Published in the May 2012 issue of Today’s Hospitalist
NO ONE KNOWS BETTER than hospitalists the importance of discharging patients from the hospital “and the problems that can occur during the discharge process. So what strategies are hospitalists using to make sure that discharges go smoothly? According to the 2011 Today’s Hospitalist Compensation & Career Survey, having a discharge planner is the most popular strategy, but it’s far from the only one. Here’s a look at the data.
Discharge planners are by far the most popular strategy that groups use to streamline discharges, but they’re used by only about half (53%) of all programs. Hospitalists working for multispecialty/primary care groups are most likely to use a discharge planner, with almost two-thirds (61%) reporting that they do so.
In general, groups with higher patient volumes are also more likely to use discharge planners. At groups where hospitalists see 10 or fewer patients per shift, only 38% use discharge planners. At groups where hospitalists see 16 or more patients per shift, by comparison, 55% utilize a discharge planner.

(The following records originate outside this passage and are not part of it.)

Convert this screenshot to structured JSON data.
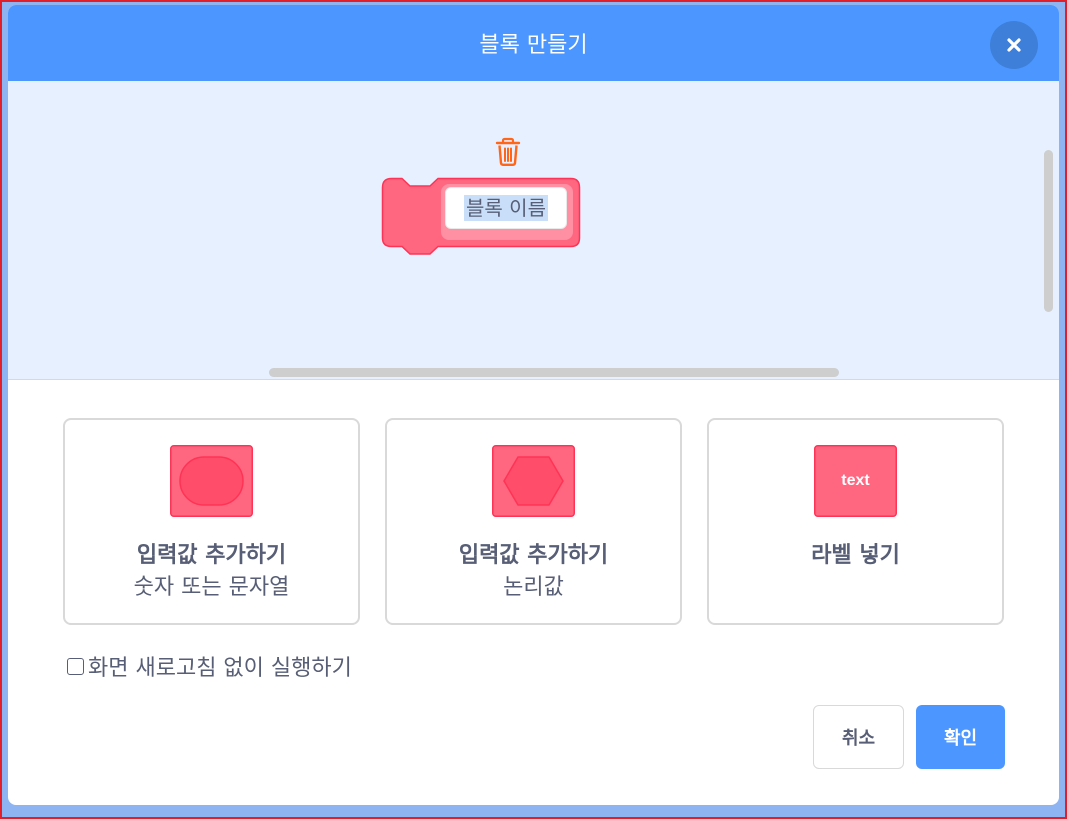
{
  "dialog": {
    "title": "블록 만들기"
  },
  "workspace": {
    "block_name_placeholder": "블록 이름"
  },
  "options": [
    {
      "icon": "round-input-icon",
      "title": "입력값 추가하기",
      "subtitle": "숫자 또는 문자열"
    },
    {
      "icon": "boolean-input-icon",
      "title": "입력값 추가하기",
      "subtitle": "논리값"
    },
    {
      "icon": "label-icon",
      "icon_text": "text",
      "title": "라벨 넣기",
      "subtitle": ""
    }
  ],
  "run_without_refresh": {
    "label": "화면 새로고침 없이 실행하기",
    "checked": false
  },
  "buttons": {
    "cancel": "취소",
    "ok": "확인"
  },
  "colors": {
    "header": "#4c97ff",
    "block_fill": "#ff6680",
    "block_stroke": "#ff3355",
    "workspace_bg": "#e6f0ff",
    "trash": "#ff661a"
  }
}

While national hospitalist management companies are slightly less likely to use a discharge planner (44%) than other types of groups, they’re much more likely to have someone making post-discharge calls (40%) on behalf of their patients. (On average, 29% of hospitalist groups use post-discharge calls.) Multispecialty/primary groups are also slightly more likely to use post-discharge calls (34%) than other types of groups.
Trends by geography
Look at the data by geography, and you’ll find that discharge planners are most popular in the Pacific where they are used by 64% of groups, and least popular in the Northeast, where 45% of groups use them. Hospitalists in the Pacific region also lead the way in using dedicated case managers, with 47% of groups in that region employing that strategy.
Post-discharge calls, on the other hand, are most popular in the Midwest, where 36% of groups use them. And hospitalist groups in the Northeast are more likely to use administrative assistants to take care of discharge planning (33%) than hospitalist programs in other parts of the country.